To prove his point, he uses the example of Jaurez Correa, a teacher in Mexico who became disillusioned with the educational opportunities his school was providing for students. Scouring the Internet, Correa stumbled upon the work of Sugata Mitra, an Indian scientist attempting to revolutionize education with a fresh new approach. It all began with a simple experiment: Mitra was curious to see how students from a nearby slum would react to a computer. He gave no instructions; he simply turned on the computer and stepped away. “To his surprise,” writes Davis, “the children quickly figured out how to use the machine.” A series of experiments would follow using the same pedagogical technique (though subsequently he’s provided more structure, such as a specific content area or question for students to explore). Now in the process of building seven schools with a grant from TED, Mitra’s designs feature glass walls, students free to pursue and research topics that interest them, and in a nod to science-fiction, two life size screens of teachers encouraging students in their investigations, only one click away from being turned off.
Correa would continue experimenting with Mitra’s ideas, posing compelling problems, and then stepping away. Not only did Correa’s standardized test scores dramatically improve, one of his students earned the highest score in all of Mexico. When asked why she hadn’t displayed the same amount of interest in school in the past, the student replied, “Because no one made it this interesting.”
Depending on what statistic you look at, our education system is either on the verge of collapse, falling apart at the seams, or doing the best a democracy as large as ours can be. The truth, however, might depend solely on the student you are talking to. The doomsayers seem to ignore that school works just fine for a lot of kids. The ones in between—the students blowing bubbles, drooling on their desks, or going home to work out complex math equations—will benefit from alternative models of learning based on self-discovery. Although my knowledge of Latin is non-existent, a simple search for the etymology of the word “educate” is telling:
Educate (v.) mid-15c.,”bring up (children), train,” from Latin educatus, past participle of educare “bring up, rear, educate,” which is related to educere “bring out, lead forth” (Online Etymology Dictionary)

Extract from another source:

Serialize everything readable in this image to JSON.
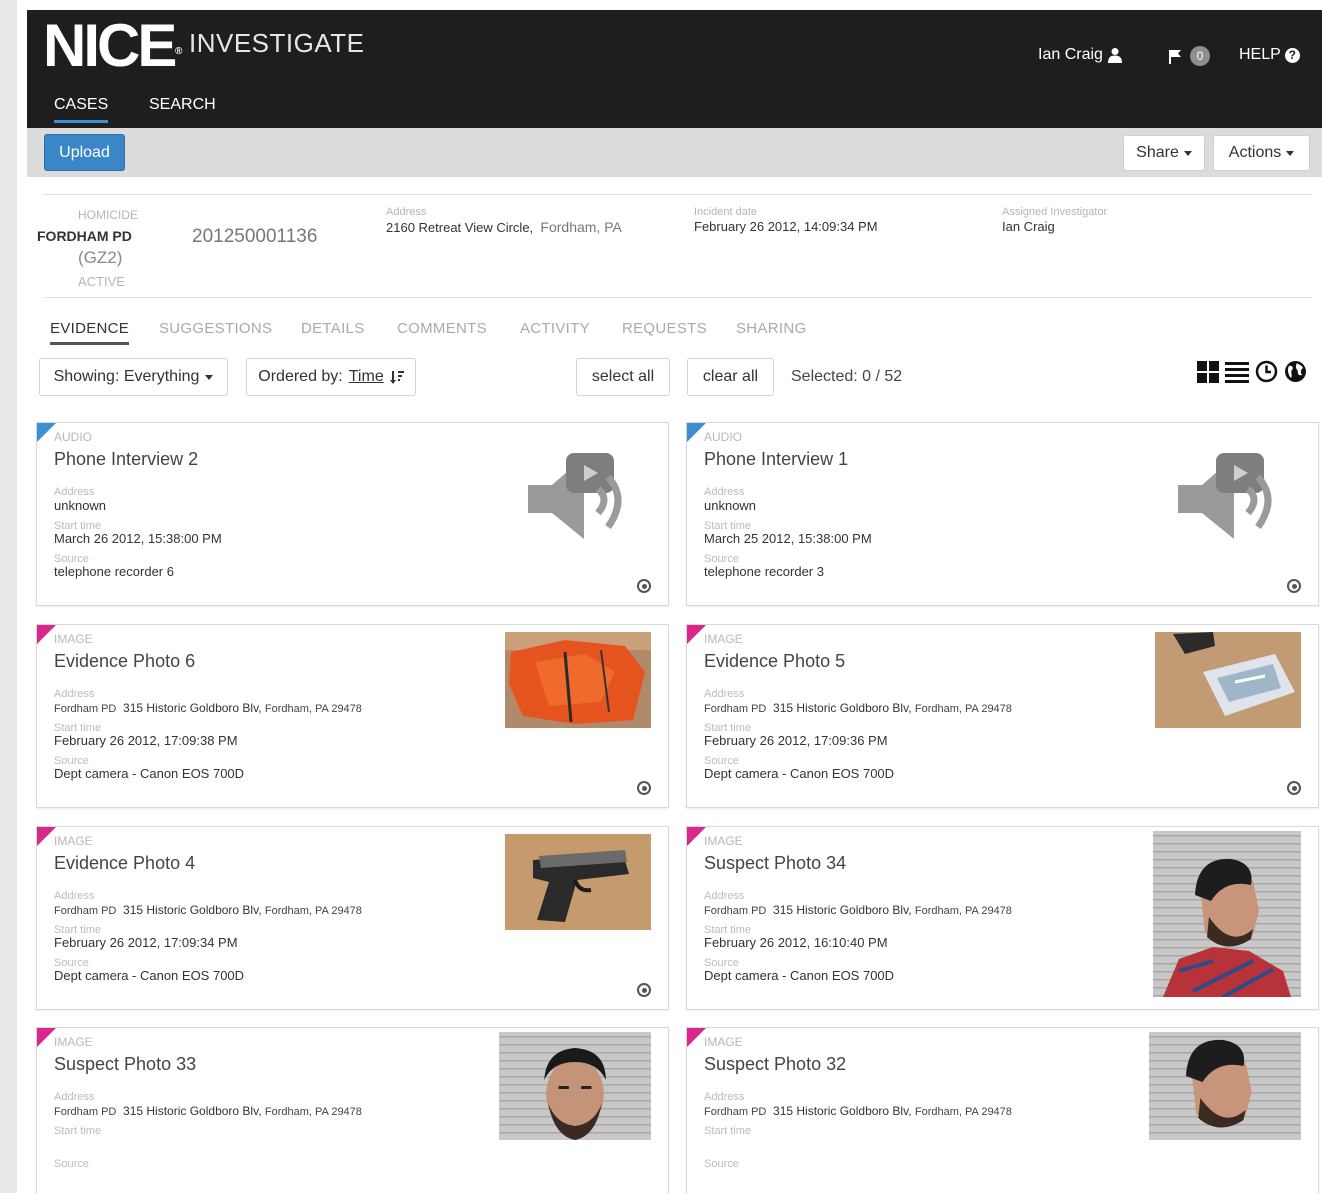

As we seek to educate our students, we’re also helping them “bring forth” their own passions and interests—a goal all teachers can agree on, regardless of your beliefs about what exactly constitutes learning. While the different approaches to education seem unable to compromise, we luckily don’t have to pick one or other; teachers are already incorporating a PBL approach to learning in their classrooms, strengthening and refining their own strategies that have worked for years. Still, for some students, it may not be enough. By giving students a choice in a school already as rich as GHS we’ll be able to have the best of both worlds; a place where a variety of methods exist side-by-side, intermingling with one another, allowing students to engage in the process of discovery in whatever way works best for them.